I voluntarily spent a long time in the subway last week. Yes, it was my choice. Yes, in the subway. Yes, that’s the car, the station, everything. Me. The subway. The MTA. For real.
Last weekend, my friend Anna and I decided to take a Secret History of the Subway System tour with the New York Adventure Club! If it sounds geeky, stop being so judgmental because it was actually SUPER fun and we learned a lot. (To preface, I didn’t take many pictures…)
We met downtown near the Chambers Street station (map, you’re welcome) with the 12 other people in our group and our very knowledgeable and clearly subway-pro tour guide whose name I can’t remember. He explained a lot about how the subway system came to be: once people were populating Manhattan, traffic with horses was terrible and it was clear a mass mode of transit was necessary. NYC got a real taste of the subway in the late 1800s/early 1900s. There were originally a bunch of different subway lines operating independently, each with their own interests. You can still see lots of remnants of that divide today, like by looking at the width of the 1, 2, 3 trains versus the N, Q, R (numbers are less wide — originally built by the IRT I believe — because they were trying to defray costs). Eventually, everything was owned by the MTA, which is how it stands today. Yippee…

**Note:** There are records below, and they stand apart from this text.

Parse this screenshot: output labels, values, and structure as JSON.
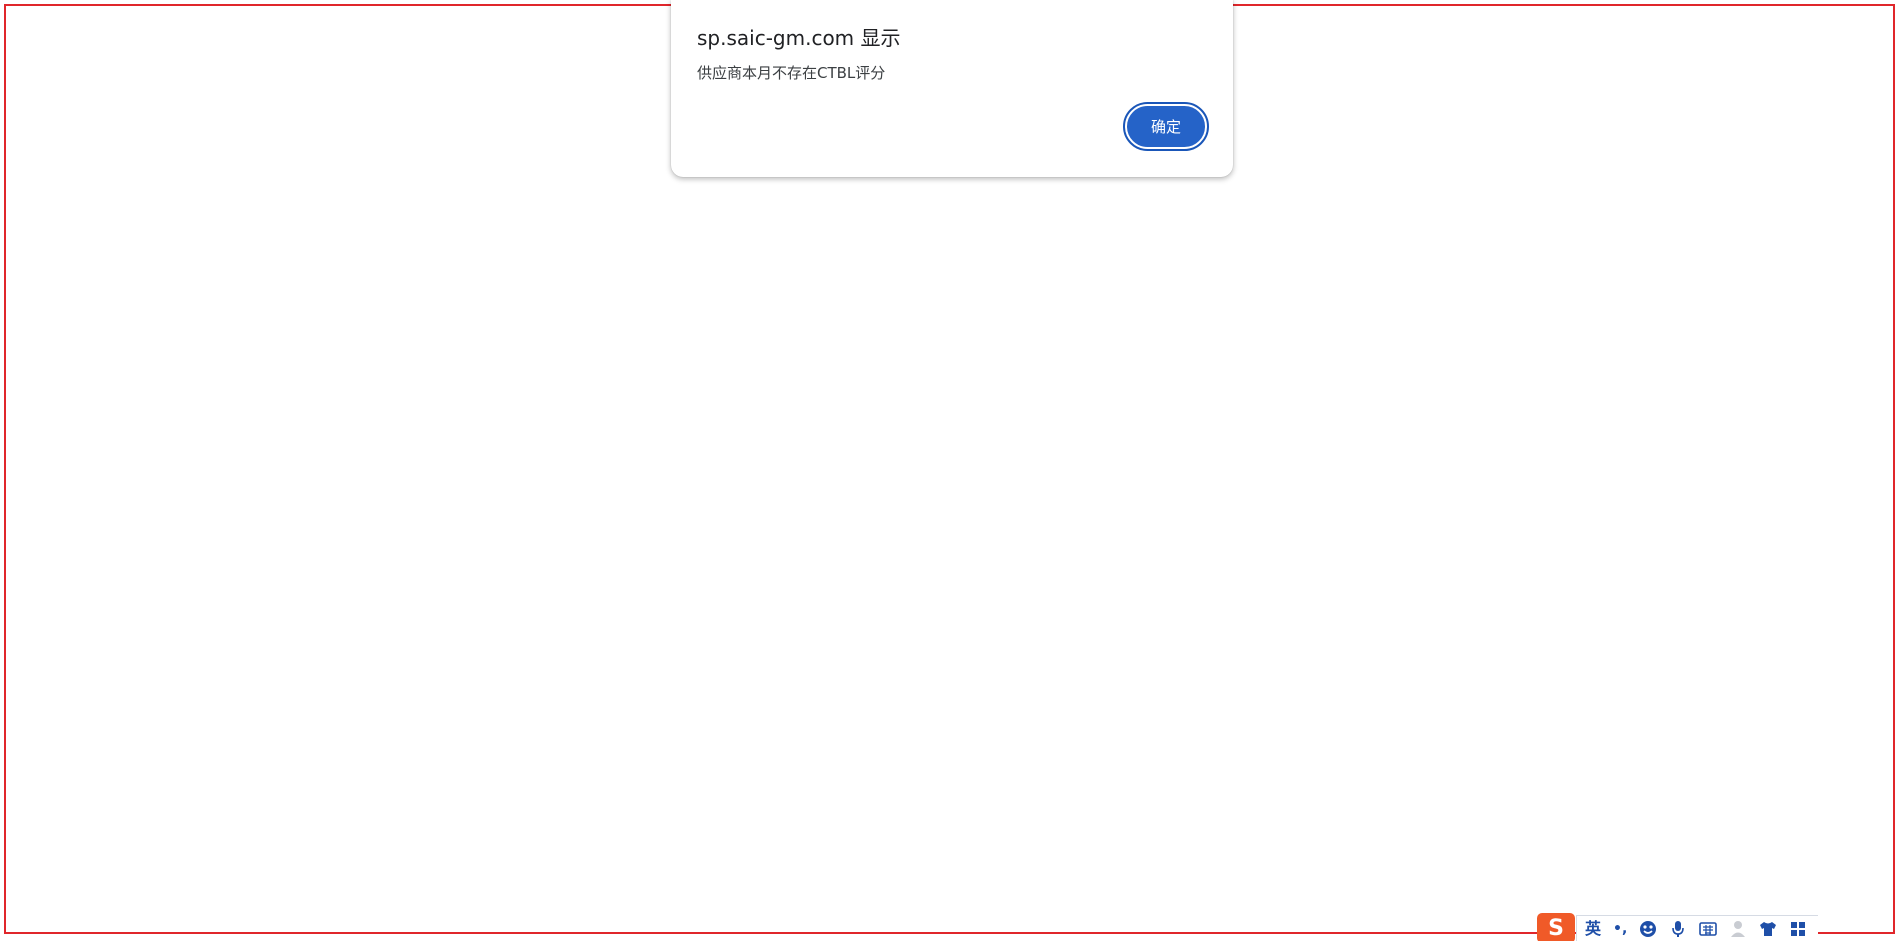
{
  "dialog": {
    "title": "sp.saic-gm.com 显示",
    "message": "供应商本月不存在CTBL评分",
    "ok_label": "确定"
  },
  "ime_toolbar": {
    "mode_label": "英",
    "punctuation_label": "•,",
    "icons": [
      "sogou-logo-icon",
      "emoji-icon",
      "microphone-icon",
      "keyboard-icon",
      "user-icon",
      "skin-icon",
      "toolbox-icon"
    ]
  },
  "colors": {
    "frame_border": "#e0262b",
    "button_bg": "#2563c8",
    "ime_blue": "#1f4fa8",
    "ime_logo_orange": "#f05a28"
  }
}
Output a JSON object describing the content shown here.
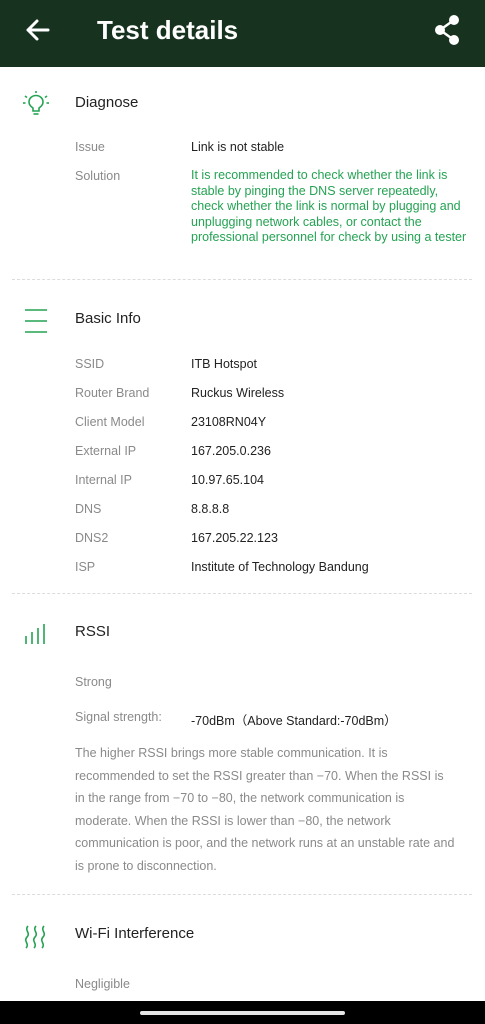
{
  "header": {
    "title": "Test details",
    "back_icon": "back-arrow-icon",
    "share_icon": "share-icon",
    "background": "#17321f"
  },
  "accent_color": "#24a353",
  "diagnose": {
    "title": "Diagnose",
    "icon": "lightbulb-icon",
    "issue_label": "Issue",
    "issue_value": "Link is not stable",
    "solution_label": "Solution",
    "solution_value": "It is recommended to check whether the link is stable by pinging the DNS server repeatedly, check whether the link is normal by plugging and unplugging network cables, or contact the professional personnel for check by using a tester"
  },
  "basic_info": {
    "title": "Basic Info",
    "icon": "lines-icon",
    "rows": [
      {
        "label": "SSID",
        "value": "ITB Hotspot"
      },
      {
        "label": "Router Brand",
        "value": "Ruckus Wireless"
      },
      {
        "label": "Client Model",
        "value": "23108RN04Y"
      },
      {
        "label": "External IP",
        "value": "167.205.0.236"
      },
      {
        "label": "Internal IP",
        "value": "10.97.65.104"
      },
      {
        "label": "DNS",
        "value": "8.8.8.8"
      },
      {
        "label": "DNS2",
        "value": "167.205.22.123"
      },
      {
        "label": "ISP",
        "value": "Institute of Technology Bandung"
      }
    ]
  },
  "rssi": {
    "title": "RSSI",
    "icon": "signal-bars-icon",
    "status": "Strong",
    "strength_label": "Signal strength:",
    "strength_value": "-70dBm（Above Standard:-70dBm）",
    "description": "The higher RSSI brings more stable communication. It is recommended to set the RSSI greater than −70. When the RSSI is in the range from −70 to −80, the network communication is moderate. When the RSSI is lower than −80, the network communication is poor, and the network runs at an unstable rate and is prone to disconnection."
  },
  "wifi_interference": {
    "title": "Wi-Fi Interference",
    "icon": "wavy-lines-icon",
    "status": "Negligible"
  }
}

We went down to the actual subway and ended up riding the 6 train which was extra special because we got on at the last stop and — wait for it — STAYED on the train (sneaky sneakyyyy). There’s a little secret that if you stay on past that stop, while the train turns around to travel in the opposite direction, you pass through the now-closed City Hall station. The station was last open to the public in 1945, and since then they’ve actually blocked off the street entrance and everything and the only way to visit the station is through incredibly exclusive guided tours via the Transit Museum (only available to members, naturally). Our tour guide told us that there were talks about making this into a restaurant (and they may have actually done that?) but it fell through. So sad because it’s SO beautiful! The station is really small and completely on a curve, and there are tons of mosaics and sun shines in through glass-stained windows. Here’s a cool article to read with a few photos — and this one’s similar. Crazy to think of how much time and detail went into the construction of subway stations!
We saw a bunch of other subway stations and our tour guide was explaining the art and sculptures in the stations that are seemingly invisible to the general eye. Can’t remember the details from the above photo (eek, sorry!!) but I remember a super weird beaver thing at the Astor Place stop that was so tangentially related to the name of the station it’s no wonder no one notices these random pieces of artwork!
We checked out the Times Square station too and while it’s not the classiest station, we learned some cool things. Like noticing this “Knickerbocker” door in a back corner. This actually led to an independent entrance to the Knickerbocker hotel, back in the day, so patrons would have direct access from the hotel to the subway. That’s pretty neat!
Our last stop was Grand Central — you’ve been right, there? I didn’t know it, but the station underwent a HUGE restoration and was re-revealed in 1998. Apparently the ceiling was nearly unrecognizable due to layers of soot and dirt mostly because, for decades, people were allowed to smoke indoors!! (So crazy but makes so much sense!) Anyway, after the station was restored, the company left a small rectangle uncleaned on the ceiling for people to remember how icky it used to be. It’s insane. You can sort of see it in the photos at the top of this article — and yes, it’s as dark in person as it is in the photos!
After the tour disbanded, with a head full of subway knowledge, Anna and I grabbed much-enjoyed coffee (naturally), and then I ventured off to the book mecca above… The Strand!! There’s something about wandering around a bookstore that I find so calming… the best way to end a night!